SEIU, CTA tax hike proposal may include money for hospitals, doctors

Nine-year-old Julia Kuzmich shows her support and holds her sign at a California Teachers Association rally at the state Capitol in 2011.
Nine-year-old Julia Kuzmich shows her support and holds her sign at a California Teachers Association rally at the state Capitol in 2011.

Some of the prominent interest groups divided over how to extend Gov. Jerry Brown’s Proposition 30 tax increases next year are in discussions and working toward putting up a unified front, according to one consultant.

Following a series of meetings, proponents of the various tax-extension proposals say they are exploring a compromise that would raise money into a special fund to pay for schools and colleges as well as healthcare programs. Involved in the talks are the Service Employees International Union, California Teachers Association, California Hospital Association and the California Medical Association.

The organizations began speaking over the last few weeks but have yet to put together a draft.

“These groups are continuing to discuss the final aspects of this new initiative, outreach with other allied groups and do the research and due diligence necessary to ensure its passage,” Democratic strategist Gale Kaufman, who is working with the CTA and SEIU, said in an emailed statement Wednesday.

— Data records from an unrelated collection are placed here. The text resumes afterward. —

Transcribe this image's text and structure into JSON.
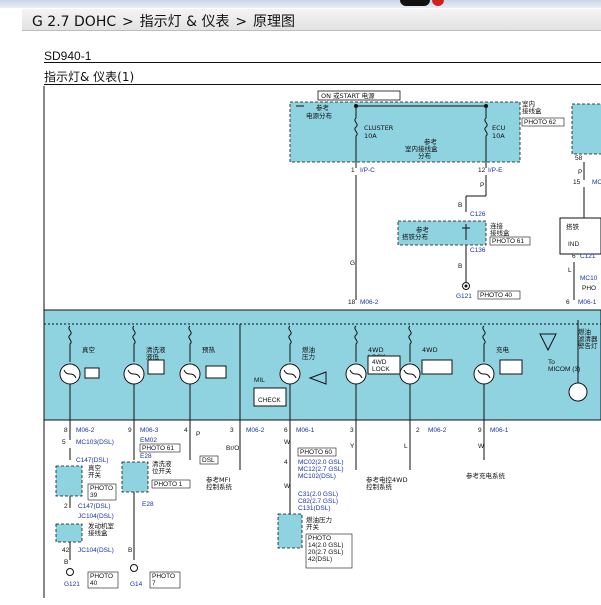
{
  "breadcrumb": {
    "model": "G 2.7 DOHC",
    "sep": ">",
    "section": "指示灯 & 仪表",
    "page": "原理图"
  },
  "diagram": {
    "code": "SD940-1",
    "title": "指示灯& 仪表(1)",
    "top_box_title": "ON 或START 电源",
    "ref_power": "参考\n电源分布",
    "cluster_fuse": "CLUSTER\n10A",
    "ecu_fuse": "ECU\n10A",
    "ref_junction": "参考\n室内接线盒\n分布",
    "indoor_box": "室内\n接线盒",
    "photo62": "PHOTO 62",
    "pin1": "1",
    "ip_c": "I/P-C",
    "pin12": "12",
    "ip_e": "I/P-E",
    "c126": "C126",
    "c136": "C136",
    "ref_ground_dist": "参考\n搭铁分布",
    "connector_box": "连接\n接线盒",
    "photo61": "PHOTO 61",
    "g121": "G121",
    "photo40": "PHOTO 40",
    "ind_box": "IND",
    "c121": "C121",
    "mc10": "MC10",
    "pho": "PHO",
    "m06_1": "M06-1",
    "m06_2": "M06-2",
    "wire_g": "G",
    "wire_p": "P",
    "wire_b": "B",
    "wire_l": "L",
    "pin18": "18",
    "pin58": "58",
    "pin15": "15",
    "pin6": "6",
    "lamps": [
      "真空",
      "清洗液\n液低",
      "预热",
      "燃油\n压力",
      "4WD\nLOCK",
      "4WD",
      "充电"
    ],
    "lock_label": "4WD\nLOCK",
    "mil_label": "MIL",
    "check_label": "CHECK",
    "micom_label": "To\nMICOM (3)",
    "warning_label": "燃油\n滤清器\n警告灯",
    "bottom": {
      "m06_2": "M06-2",
      "m06_3": "M06-3",
      "mc103": "MC103(DSL)",
      "em02": "EM02",
      "photo61": "PHOTO 61",
      "e28": "E28",
      "c147": "C147(DSL)",
      "vacuum_switch": "真空\n开关",
      "photo39": "PHOTO\n39",
      "washer_switch": "清洗液\n位开关",
      "photo1": "PHOTO 1",
      "c147b": "C147(DSL)",
      "e28b": "E28",
      "jc104": "JC104(DSL)",
      "engine_box": "发动机室\n接线盒",
      "jc104b": "JC104(DSL)",
      "g121": "G121",
      "photo40": "PHOTO\n40",
      "g14": "G14",
      "photo7": "PHOTO\n7",
      "dsl": "DSL",
      "p": "P",
      "br_o": "Br/O",
      "ref_mfi": "参考MFI\n控制系统",
      "m06_2b": "M06-2",
      "m06_1": "M06-1",
      "photo60": "PHOTO 60",
      "mc02": "MC02(2.0 GSL)",
      "mc12": "MC12(2.7 GSL)",
      "mc102": "MC102(DSL)",
      "c31": "C31(2.0 GSL)",
      "c82": "C82(2.7 GSL)",
      "c131": "C131(DSL)",
      "oil_switch": "燃油压力\n开关",
      "photo_oil": "PHOTO\n14(2.0 GSL)\n20(2.7 GSL)\n42(DSL)",
      "y": "Y",
      "ref_4wd": "参考电控4WD\n控制系统",
      "m06_2c": "M06-2",
      "w": "W",
      "ref_charge": "参考充电系统",
      "m06_1b": "M06-1"
    }
  },
  "colors": {
    "panel": "#8fd3e0",
    "link": "#1a33a8",
    "red_logo": "#d21e1e"
  }
}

There are currently two main tax measures. One, by SEIU and the CTA, would extend the income tax portion of the measure until 2030.

The second tax proposal was crafted by the Service Employees International Union-United Healthcare Workers West and the California Hospital Association, who were seeking their own expanded – and permanent – income tax hike as a way to put healthcare funding on the table. UHW, which separately is in a standoff with the SEIU state council over dueling minimum wage plans, is absent from the new talks.

A representative for SEIU-UHW declined to comment on the development.

A new fiscal analysis of the CTA-backed measure predicts boosting the income taxes would, in a weak economy, generate about $5 billion more in revenue, but as much as $11 billion with a surging stock market.

“Near the midpoint of this range – around $7.5 billion – is one reasonable expectation of the additional revenue that this measure would generate in 2019. Thereafter, through 2030, that amount will rise or fall each year depending on trends in the stock market and the economy,” the analysis predicts.

While it’s unclear where all of the money would go for the new deal, the CMA has for years been agitating for an increase in the reimbursement rates for doctors who take Medi-Cal patients. Another avenue for that revenue is a proposed $2-a-pack tax on cigarettes aiming for next year’s statewide ballot.

The hospitals’ lobbying group also has been part a multi-million dollar effort to boost the rates doctors get for seeing low-income patients.

Christopher Cadelago: 916-326-5538, @ccadelago